“The most surprising result of our study, thus far, is the noticeable improvement in memory that CPAP patients experience,” said lead author Ammar Tahir. “These results suggest the success of CPAP therapy in regenerating obstructive sleep apnea patients’ memory deficits.”
The researchers also made the intriguing discovery that obstructive sleep apnea patients who were using CPAP therapy performed better on the memory task than a control group of people who did not have obstructive sleep apnea. This important finding could provide direction for future research to study the effect of CPAP therapy on brain function and memory processes.
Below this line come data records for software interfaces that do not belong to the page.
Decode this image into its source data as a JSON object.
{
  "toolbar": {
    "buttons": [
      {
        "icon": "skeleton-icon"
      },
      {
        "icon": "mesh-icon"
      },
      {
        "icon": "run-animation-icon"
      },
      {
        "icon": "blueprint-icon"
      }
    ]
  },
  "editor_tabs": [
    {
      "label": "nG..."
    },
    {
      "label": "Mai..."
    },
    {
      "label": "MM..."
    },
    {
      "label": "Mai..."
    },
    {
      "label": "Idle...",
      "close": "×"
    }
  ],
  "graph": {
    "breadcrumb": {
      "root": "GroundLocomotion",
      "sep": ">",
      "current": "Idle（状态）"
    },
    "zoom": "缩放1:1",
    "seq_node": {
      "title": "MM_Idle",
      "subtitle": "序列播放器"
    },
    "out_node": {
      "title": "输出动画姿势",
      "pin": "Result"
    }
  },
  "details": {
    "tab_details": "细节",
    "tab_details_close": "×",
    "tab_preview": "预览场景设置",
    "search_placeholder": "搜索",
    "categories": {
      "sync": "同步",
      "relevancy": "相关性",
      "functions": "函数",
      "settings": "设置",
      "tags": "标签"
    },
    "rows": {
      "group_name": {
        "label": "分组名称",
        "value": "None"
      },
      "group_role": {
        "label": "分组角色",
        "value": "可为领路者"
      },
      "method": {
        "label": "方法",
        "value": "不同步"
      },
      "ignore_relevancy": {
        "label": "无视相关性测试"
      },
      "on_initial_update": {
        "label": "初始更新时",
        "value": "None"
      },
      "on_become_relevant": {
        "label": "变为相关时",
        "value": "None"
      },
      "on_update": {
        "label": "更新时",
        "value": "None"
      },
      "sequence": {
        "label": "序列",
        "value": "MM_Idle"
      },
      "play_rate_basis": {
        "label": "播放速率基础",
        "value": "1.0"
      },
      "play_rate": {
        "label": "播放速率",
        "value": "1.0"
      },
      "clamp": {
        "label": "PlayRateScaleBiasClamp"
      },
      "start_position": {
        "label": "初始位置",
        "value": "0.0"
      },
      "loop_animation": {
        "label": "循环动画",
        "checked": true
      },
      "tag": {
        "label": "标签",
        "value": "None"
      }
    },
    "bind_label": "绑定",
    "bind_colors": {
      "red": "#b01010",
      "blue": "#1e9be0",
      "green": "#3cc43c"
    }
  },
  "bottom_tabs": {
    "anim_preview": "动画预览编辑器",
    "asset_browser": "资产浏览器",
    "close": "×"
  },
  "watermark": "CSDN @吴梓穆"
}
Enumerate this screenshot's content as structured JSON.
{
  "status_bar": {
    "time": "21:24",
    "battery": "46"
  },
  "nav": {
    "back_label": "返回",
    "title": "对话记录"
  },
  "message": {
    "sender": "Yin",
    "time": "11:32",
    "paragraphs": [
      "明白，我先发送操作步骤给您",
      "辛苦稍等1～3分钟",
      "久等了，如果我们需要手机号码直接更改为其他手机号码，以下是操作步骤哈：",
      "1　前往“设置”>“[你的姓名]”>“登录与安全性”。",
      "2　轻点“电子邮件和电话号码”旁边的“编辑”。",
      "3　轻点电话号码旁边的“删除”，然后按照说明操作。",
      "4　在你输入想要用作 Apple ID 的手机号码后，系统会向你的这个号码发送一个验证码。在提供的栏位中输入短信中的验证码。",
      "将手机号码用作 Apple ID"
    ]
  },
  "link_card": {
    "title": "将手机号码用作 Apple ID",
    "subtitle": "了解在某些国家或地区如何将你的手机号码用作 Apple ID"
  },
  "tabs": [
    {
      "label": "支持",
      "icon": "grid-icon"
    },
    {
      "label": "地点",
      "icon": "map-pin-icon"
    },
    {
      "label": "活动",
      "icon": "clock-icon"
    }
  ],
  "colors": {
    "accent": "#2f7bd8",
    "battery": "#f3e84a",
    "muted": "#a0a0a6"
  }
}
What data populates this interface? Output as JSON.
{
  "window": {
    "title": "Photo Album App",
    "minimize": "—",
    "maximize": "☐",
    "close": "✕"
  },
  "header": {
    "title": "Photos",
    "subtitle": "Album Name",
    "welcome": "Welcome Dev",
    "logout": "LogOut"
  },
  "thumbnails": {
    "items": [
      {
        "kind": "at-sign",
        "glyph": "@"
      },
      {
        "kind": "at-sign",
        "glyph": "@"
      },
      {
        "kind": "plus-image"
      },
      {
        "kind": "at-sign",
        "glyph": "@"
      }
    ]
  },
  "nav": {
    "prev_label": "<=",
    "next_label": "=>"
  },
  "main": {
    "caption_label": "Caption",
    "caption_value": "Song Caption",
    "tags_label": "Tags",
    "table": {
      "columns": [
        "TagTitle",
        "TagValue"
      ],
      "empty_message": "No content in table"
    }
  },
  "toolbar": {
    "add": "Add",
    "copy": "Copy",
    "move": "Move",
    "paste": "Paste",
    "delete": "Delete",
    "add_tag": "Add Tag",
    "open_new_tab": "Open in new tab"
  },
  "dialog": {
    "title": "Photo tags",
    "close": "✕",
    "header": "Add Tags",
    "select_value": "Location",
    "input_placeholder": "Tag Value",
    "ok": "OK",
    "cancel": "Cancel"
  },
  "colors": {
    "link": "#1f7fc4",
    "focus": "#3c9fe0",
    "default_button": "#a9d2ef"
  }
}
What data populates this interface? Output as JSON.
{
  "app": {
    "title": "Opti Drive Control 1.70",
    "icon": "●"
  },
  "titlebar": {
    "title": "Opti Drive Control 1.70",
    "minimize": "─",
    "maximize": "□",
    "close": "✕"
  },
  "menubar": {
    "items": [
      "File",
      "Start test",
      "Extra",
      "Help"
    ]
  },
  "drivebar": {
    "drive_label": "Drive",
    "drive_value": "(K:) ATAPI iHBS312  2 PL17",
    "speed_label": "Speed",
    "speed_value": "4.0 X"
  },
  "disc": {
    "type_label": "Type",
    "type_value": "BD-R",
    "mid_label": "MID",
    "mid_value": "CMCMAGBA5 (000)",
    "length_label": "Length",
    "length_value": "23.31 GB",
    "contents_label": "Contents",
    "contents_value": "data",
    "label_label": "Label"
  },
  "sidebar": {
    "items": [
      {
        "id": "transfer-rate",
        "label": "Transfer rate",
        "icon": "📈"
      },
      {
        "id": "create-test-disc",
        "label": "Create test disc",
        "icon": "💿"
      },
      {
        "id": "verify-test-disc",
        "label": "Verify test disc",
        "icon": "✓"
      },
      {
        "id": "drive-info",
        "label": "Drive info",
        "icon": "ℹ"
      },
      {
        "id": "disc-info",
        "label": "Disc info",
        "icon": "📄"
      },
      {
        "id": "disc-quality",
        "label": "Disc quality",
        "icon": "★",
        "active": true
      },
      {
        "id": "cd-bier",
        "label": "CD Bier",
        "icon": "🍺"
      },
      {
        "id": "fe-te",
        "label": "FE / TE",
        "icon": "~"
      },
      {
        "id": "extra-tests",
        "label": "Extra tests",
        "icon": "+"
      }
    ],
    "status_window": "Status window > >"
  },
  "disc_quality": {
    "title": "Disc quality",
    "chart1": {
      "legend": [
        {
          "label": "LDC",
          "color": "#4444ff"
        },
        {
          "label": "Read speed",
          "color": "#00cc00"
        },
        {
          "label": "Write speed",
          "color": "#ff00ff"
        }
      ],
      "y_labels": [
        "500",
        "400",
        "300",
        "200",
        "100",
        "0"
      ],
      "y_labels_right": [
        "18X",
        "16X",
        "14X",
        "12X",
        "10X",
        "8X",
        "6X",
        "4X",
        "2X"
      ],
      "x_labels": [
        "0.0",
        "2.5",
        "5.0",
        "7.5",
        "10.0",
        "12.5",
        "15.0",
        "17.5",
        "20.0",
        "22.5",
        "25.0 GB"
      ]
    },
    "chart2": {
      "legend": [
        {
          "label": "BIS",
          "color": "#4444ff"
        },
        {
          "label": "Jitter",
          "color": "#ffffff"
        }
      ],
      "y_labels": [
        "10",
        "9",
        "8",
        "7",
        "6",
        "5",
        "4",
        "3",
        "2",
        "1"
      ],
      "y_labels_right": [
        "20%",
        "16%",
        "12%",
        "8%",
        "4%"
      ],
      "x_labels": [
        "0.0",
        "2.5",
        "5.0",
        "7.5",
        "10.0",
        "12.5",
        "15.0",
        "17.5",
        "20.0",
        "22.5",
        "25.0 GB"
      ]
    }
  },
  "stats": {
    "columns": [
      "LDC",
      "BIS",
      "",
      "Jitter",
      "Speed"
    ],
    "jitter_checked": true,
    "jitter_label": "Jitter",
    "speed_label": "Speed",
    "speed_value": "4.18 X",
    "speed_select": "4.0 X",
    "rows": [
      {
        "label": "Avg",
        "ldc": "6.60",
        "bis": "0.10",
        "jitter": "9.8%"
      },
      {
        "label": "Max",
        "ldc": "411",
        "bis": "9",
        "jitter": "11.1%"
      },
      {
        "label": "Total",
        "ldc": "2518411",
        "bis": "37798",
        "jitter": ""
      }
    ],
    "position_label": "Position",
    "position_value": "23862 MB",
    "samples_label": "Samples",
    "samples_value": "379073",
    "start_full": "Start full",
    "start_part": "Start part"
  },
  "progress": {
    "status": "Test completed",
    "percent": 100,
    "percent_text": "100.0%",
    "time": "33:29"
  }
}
The study involved a preliminary sample of 135 adults between the ages of 33 and 65 years who were divided into three groups. The experimental group comprised 78 people who were diagnosed with obstructive sleep apnea and had been using CPAP therapy for three or more weeks. The baseline group was composed of 50 people who were diagnosed with obstructive sleep apnea but had not been using CPAP. The control group had 30 people who tested negative for obstructive sleep apnea. Data from additional participants in this ongoing study were not yet available when the abstract was published.
All participants were shown 20 photographs the night before their sleep was monitored by in-lab polysomnography. The next morning they were presented with 20 pairs of photographs. Each pair contained one photo that had been presented the previous night and one similar but previously unseen image. Participants had to determine which photo in each pair was the one that they had already viewed.
The American Academy of Sleep Medicine reports that obstructive sleep apnea is a sleep-related breathing disorder that involves a decrease or complete halt in airflow despite an ongoing effort to breathe. It occurs when the muscles relax during sleep, causing soft tissue in the back of the throat to collapse and block the upper airway. This leads to partial reductions (hypopneas) and complete pauses (apneas) in breathing that can produce abrupt reductions in blood oxygen saturation and reduce blood flow to the brain. Most people with obstructive sleep apnea snore loudly and frequently, and they often experience excessive daytime sleepiness.
The treatment of choice for obstructive sleep apnea is CPAP therapy, which provides a steady stream of air through a mask that is worn during sleep. This airflow keeps the airway open to prevent pauses in breathing and restore normal oxygen levels. Help for obstructive sleep apnea is available at more than 2,000 AASM-accredited sleep disorders centers across the U.S.
1. Ammar Tahir, et al. SLEEP